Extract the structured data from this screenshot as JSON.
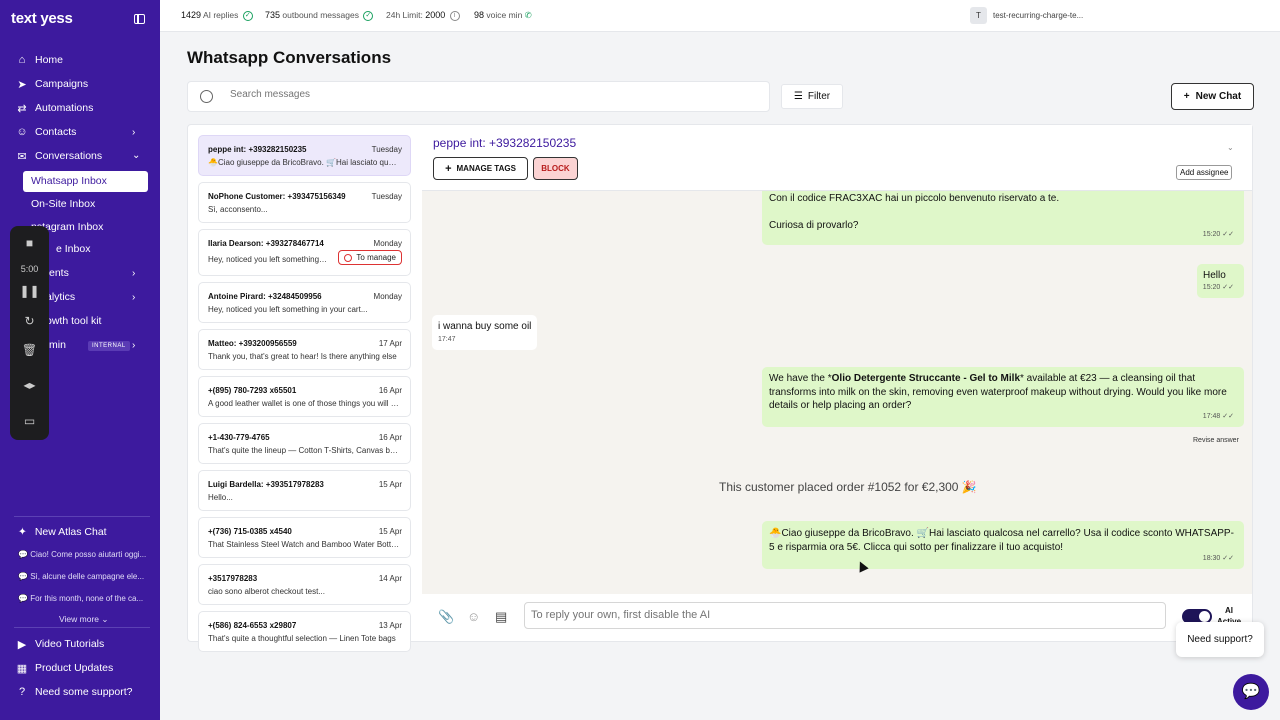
{
  "brand": {
    "logo": "text yess"
  },
  "sidebar": {
    "items": [
      {
        "label": "Home",
        "icon": "home-icon"
      },
      {
        "label": "Campaigns",
        "icon": "send-icon"
      },
      {
        "label": "Automations",
        "icon": "loop-icon"
      },
      {
        "label": "Contacts",
        "icon": "users-icon"
      },
      {
        "label": "Conversations",
        "icon": "mail-icon"
      }
    ],
    "sub_items": [
      "Whatsapp Inbox",
      "On-Site Inbox",
      "nstagram Inbox",
      "e Inbox"
    ],
    "partial_items": [
      "ents",
      "alytics",
      "owth tool kit",
      "min"
    ],
    "internal_badge": "INTERNAL",
    "atlas_label": "New Atlas Chat",
    "recent": [
      "Ciao! Come posso aiutarti oggi...",
      "Sì, alcune delle campagne ele...",
      "For this month, none of the ca..."
    ],
    "view_more": "View more",
    "footer": [
      "Video Tutorials",
      "Product Updates",
      "Need some support?"
    ],
    "toolbar_timer": "5:00"
  },
  "topbar": {
    "ai_replies_count": "1429",
    "ai_replies_label": "AI replies",
    "outbound_count": "735",
    "outbound_label": "outbound messages",
    "limit_label": "24h Limit:",
    "limit_value": "2000",
    "voice_count": "98",
    "voice_label": "voice min",
    "account_initial": "T",
    "account_name": "test-recurring-charge-te..."
  },
  "page": {
    "title": "Whatsapp Conversations",
    "search_placeholder": "Search messages",
    "filter_label": "Filter",
    "new_chat_label": "New Chat"
  },
  "conversations": [
    {
      "name": "peppe int: +393282150235",
      "date": "Tuesday",
      "preview": "🐣Ciao giuseppe da BricoBravo. 🛒Hai lasciato qualcosa nel carrello?",
      "selected": true
    },
    {
      "name": "NoPhone Customer: +393475156349",
      "date": "Tuesday",
      "preview": "Sì, acconsento..."
    },
    {
      "name": "Ilaria Dearson: +393278467714",
      "date": "Monday",
      "preview": "Hey, noticed you left something in your cart",
      "tag": "To manage"
    },
    {
      "name": "Antoine Pirard: +32484509956",
      "date": "Monday",
      "preview": "Hey, noticed you left something in your cart..."
    },
    {
      "name": "Matteo: +393200956559",
      "date": "17 Apr",
      "preview": "Thank you, that's great to hear! Is there anything else"
    },
    {
      "name": "+(895) 780-7293 x65501",
      "date": "16 Apr",
      "preview": "A good leather wallet is one of those things you will love"
    },
    {
      "name": "+1-430-779-4765",
      "date": "16 Apr",
      "preview": "That's quite the lineup — Cotton T-Shirts, Canvas bags"
    },
    {
      "name": "Luigi Bardella: +393517978283",
      "date": "15 Apr",
      "preview": "Hello..."
    },
    {
      "name": "+(736) 715-0385 x4540",
      "date": "15 Apr",
      "preview": "That Stainless Steel Watch and Bamboo Water Bottle are"
    },
    {
      "name": "+3517978283",
      "date": "14 Apr",
      "preview": "ciao sono alberot checkout test..."
    },
    {
      "name": "+(586) 824-6553 x29807",
      "date": "13 Apr",
      "preview": "That's quite a thoughtful selection — Linen Tote bags"
    }
  ],
  "chat": {
    "contact": "peppe int: +393282150235",
    "manage_tags": "MANAGE TAGS",
    "block": "BLOCK",
    "add_assignee": "Add assignee",
    "messages": [
      {
        "dir": "out",
        "line1": "Con il codice FRAC3XAC hai un piccolo benvenuto riservato a te.",
        "line2": "Curiosa di provarlo?",
        "time": "15:20 ✓✓"
      },
      {
        "dir": "out",
        "text": "Hello",
        "time": "15:20 ✓✓"
      },
      {
        "dir": "in",
        "text": "i wanna buy some oil",
        "time": "17:47"
      },
      {
        "dir": "out",
        "pre": "We have the *",
        "bold": "Olio Detergente Struccante - Gel to Milk",
        "post": "* available at €23 — a cleansing oil that transforms into milk on the skin, removing even waterproof makeup without drying. Would you like more details or help placing an order?",
        "time": "17:48 ✓✓"
      },
      {
        "dir": "out",
        "text": "🐣Ciao giuseppe da BricoBravo. 🛒Hai lasciato qualcosa nel carrello? Usa il codice sconto WHATSAPP-5 e risparmia ora 5€. Clicca qui sotto per finalizzare il tuo acquisto!",
        "time": "18:30 ✓✓"
      }
    ],
    "revise": "Revise answer",
    "system_note": "This customer placed order #1052 for €2,300 🎉",
    "reply_placeholder": "To reply your own, first disable the AI",
    "ai_label": "AI",
    "ai_state": "Active"
  },
  "support": {
    "bubble": "Need support?"
  }
}
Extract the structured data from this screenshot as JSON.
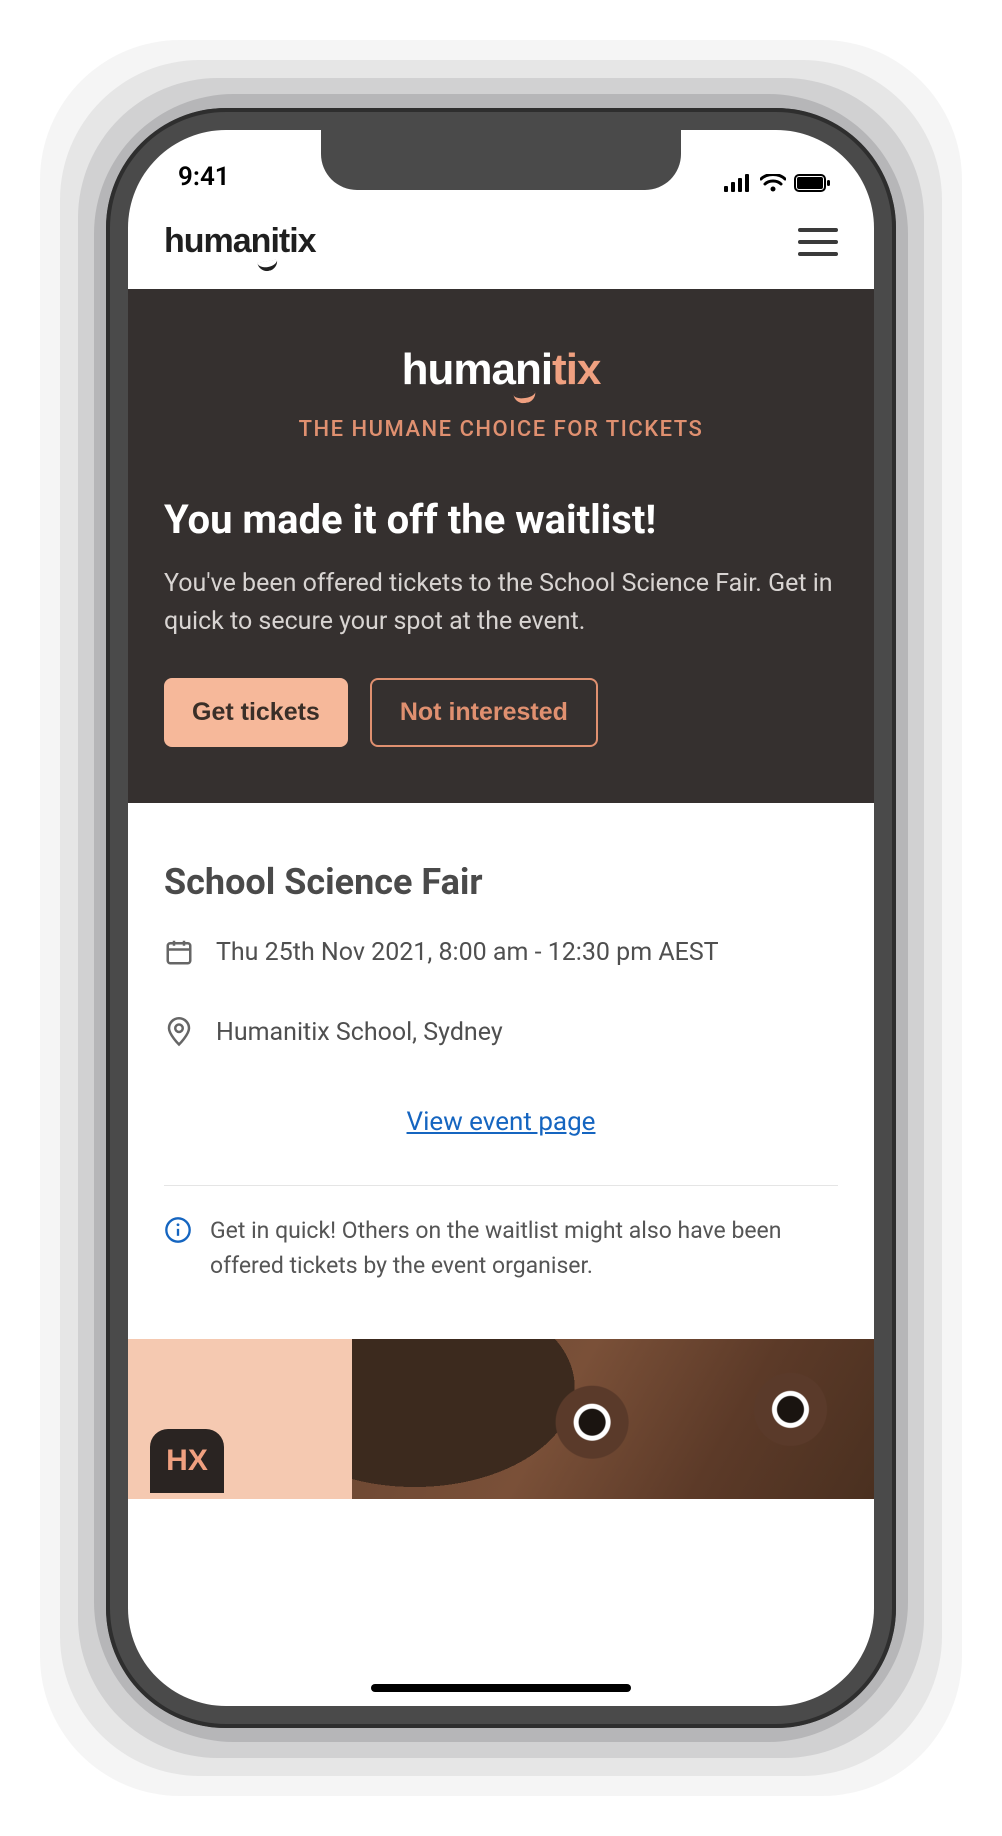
{
  "status_bar": {
    "time": "9:41"
  },
  "header": {
    "brand": "humanitix"
  },
  "hero": {
    "brand_white": "Humani",
    "brand_orange": "TIX",
    "tagline": "THE HUMANE CHOICE FOR TICKETS",
    "title": "You made it off the waitlist!",
    "body": "You've been offered tickets to the School Science Fair. Get in quick to secure your spot at the event.",
    "primary_cta": "Get tickets",
    "secondary_cta": "Not interested"
  },
  "event": {
    "title": "School Science Fair",
    "datetime": "Thu 25th Nov 2021, 8:00 am - 12:30 pm AEST",
    "location": "Humanitix School, Sydney",
    "view_link": "View event page",
    "notice": "Get in quick! Others on the waitlist might also have been offered tickets by the event organiser."
  },
  "footer": {
    "badge": "HX"
  }
}
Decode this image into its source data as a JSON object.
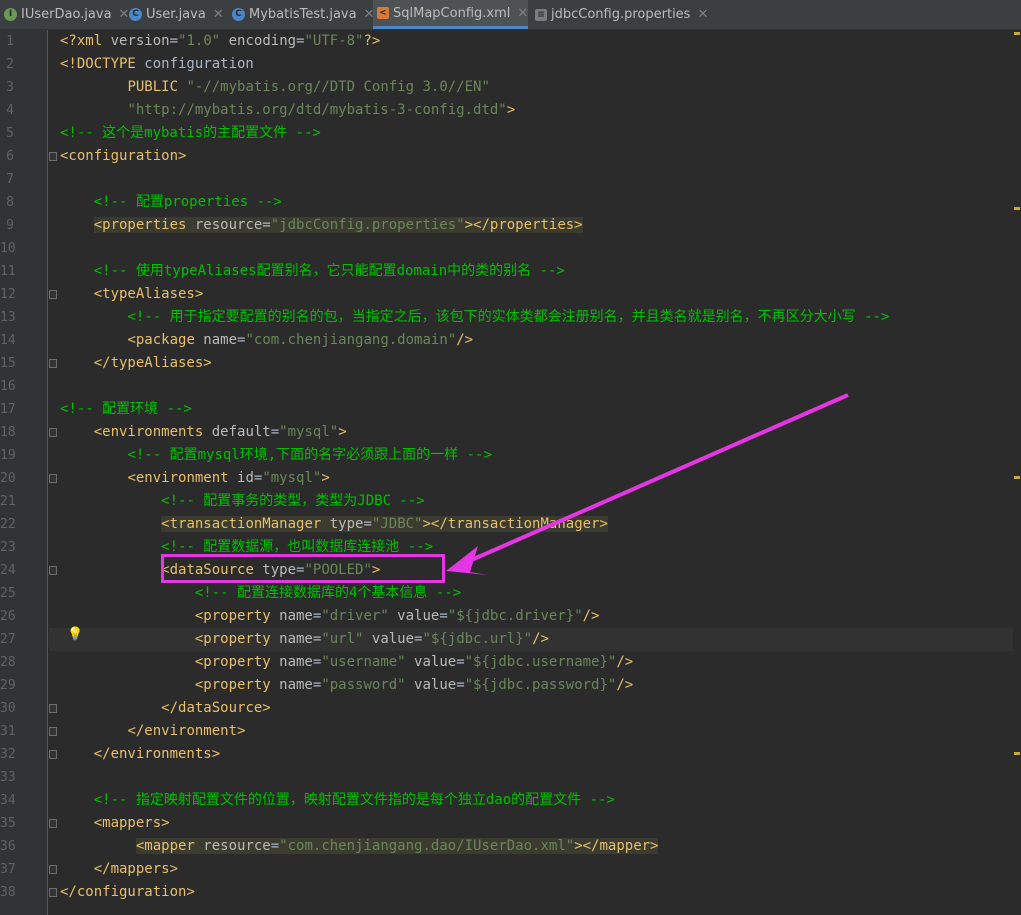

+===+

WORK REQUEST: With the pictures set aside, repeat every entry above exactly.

RESULT:
Extract the structured data from this screenshot as JSON.
{
  "brand": {
    "logo": "text yess"
  },
  "sidebar": {
    "items": [
      {
        "label": "Home",
        "icon": "home-icon"
      },
      {
        "label": "Campaigns",
        "icon": "send-icon"
      },
      {
        "label": "Automations",
        "icon": "loop-icon"
      },
      {
        "label": "Contacts",
        "icon": "users-icon"
      },
      {
        "label": "Conversations",
        "icon": "mail-icon"
      }
    ],
    "sub_items": [
      "Whatsapp Inbox",
      "On-Site Inbox",
      "nstagram Inbox",
      "e Inbox"
    ],
    "partial_items": [
      "ents",
      "alytics",
      "owth tool kit",
      "min"
    ],
    "internal_badge": "INTERNAL",
    "atlas_label": "New Atlas Chat",
    "recent": [
      "Ciao! Come posso aiutarti oggi...",
      "Sì, alcune delle campagne ele...",
      "For this month, none of the ca..."
    ],
    "view_more": "View more",
    "footer": [
      "Video Tutorials",
      "Product Updates",
      "Need some support?"
    ],
    "toolbar_timer": "5:00"
  },
  "topbar": {
    "ai_replies_count": "1429",
    "ai_replies_label": "AI replies",
    "outbound_count": "735",
    "outbound_label": "outbound messages",
    "limit_label": "24h Limit:",
    "limit_value": "2000",
    "voice_count": "98",
    "voice_label": "voice min",
    "account_initial": "T",
    "account_name": "test-recurring-charge-te..."
  },
  "page": {
    "title": "Whatsapp Conversations",
    "search_placeholder": "Search messages",
    "filter_label": "Filter",
    "new_chat_label": "New Chat"
  },
  "conversations": [
    {
      "name": "peppe int: +393282150235",
      "date": "Tuesday",
      "preview": "🐣Ciao giuseppe da BricoBravo. 🛒Hai lasciato qualcosa nel carrello?",
      "selected": true
    },
    {
      "name": "NoPhone Customer: +393475156349",
      "date": "Tuesday",
      "preview": "Sì, acconsento..."
    },
    {
      "name": "Ilaria Dearson: +393278467714",
      "date": "Monday",
      "preview": "Hey, noticed you left something in your cart",
      "tag": "To manage"
    },
    {
      "name": "Antoine Pirard: +32484509956",
      "date": "Monday",
      "preview": "Hey, noticed you left something in your cart..."
    },
    {
      "name": "Matteo: +393200956559",
      "date": "17 Apr",
      "preview": "Thank you, that's great to hear! Is there anything else"
    },
    {
      "name": "+(895) 780-7293 x65501",
      "date": "16 Apr",
      "preview": "A good leather wallet is one of those things you will love"
    },
    {
      "name": "+1-430-779-4765",
      "date": "16 Apr",
      "preview": "That's quite the lineup — Cotton T-Shirts, Canvas bags"
    },
    {
      "name": "Luigi Bardella: +393517978283",
      "date": "15 Apr",
      "preview": "Hello..."
    },
    {
      "name": "+(736) 715-0385 x4540",
      "date": "15 Apr",
      "preview": "That Stainless Steel Watch and Bamboo Water Bottle are"
    },
    {
      "name": "+3517978283",
      "date": "14 Apr",
      "preview": "ciao sono alberot checkout test..."
    },
    {
      "name": "+(586) 824-6553 x29807",
      "date": "13 Apr",
      "preview": "That's quite a thoughtful selection — Linen Tote bags"
    }
  ],
  "chat": {
    "contact": "peppe int: +393282150235",
    "manage_tags": "MANAGE TAGS",
    "block": "BLOCK",
    "add_assignee": "Add assignee",
    "messages": [
      {
        "dir": "out",
        "line1": "Con il codice FRAC3XAC hai un piccolo benvenuto riservato a te.",
        "line2": "Curiosa di provarlo?",
        "time": "15:20 ✓✓"
      },
      {
        "dir": "out",
        "text": "Hello",
        "time": "15:20 ✓✓"
      },
      {
        "dir": "in",
        "text": "i wanna buy some oil",
        "time": "17:47"
      },
      {
        "dir": "out",
        "pre": "We have the *",
        "bold": "Olio Detergente Struccante - Gel to Milk",
        "post": "* available at €23 — a cleansing oil that transforms into milk on the skin, removing even waterproof makeup without drying. Would you like more details or help placing an order?",
        "time": "17:48 ✓✓"
      },
      {
        "dir": "out",
        "text": "🐣Ciao giuseppe da BricoBravo. 🛒Hai lasciato qualcosa nel carrello? Usa il codice sconto WHATSAPP-5 e risparmia ora 5€. Clicca qui sotto per finalizzare il tuo acquisto!",
        "time": "18:30 ✓✓"
      }
    ],
    "revise": "Revise answer",
    "system_note": "This customer placed order #1052 for €2,300 🎉",
    "reply_placeholder": "To reply your own, first disable the AI",
    "ai_label": "AI",
    "ai_state": "Active"
  },
  "support": {
    "bubble": "Need support?"
  }
}
Extract the structured data from this screenshot as JSON.
{
  "status_bar": {
    "time": "9:41"
  },
  "header": {
    "brand": "humanitix"
  },
  "hero": {
    "brand_white": "Humani",
    "brand_orange": "TIX",
    "tagline": "THE HUMANE CHOICE FOR TICKETS",
    "title": "You made it off the waitlist!",
    "body": "You've been offered tickets to the School Science Fair. Get in quick to secure your spot at the event.",
    "primary_cta": "Get tickets",
    "secondary_cta": "Not interested"
  },
  "event": {
    "title": "School Science Fair",
    "datetime": "Thu 25th Nov 2021, 8:00 am - 12:30 pm AEST",
    "location": "Humanitix School, Sydney",
    "view_link": "View event page",
    "notice": "Get in quick! Others on the waitlist might also have been offered tickets by the event organiser."
  },
  "footer": {
    "badge": "HX"
  }
}
Decode this image into its source data as a JSON object.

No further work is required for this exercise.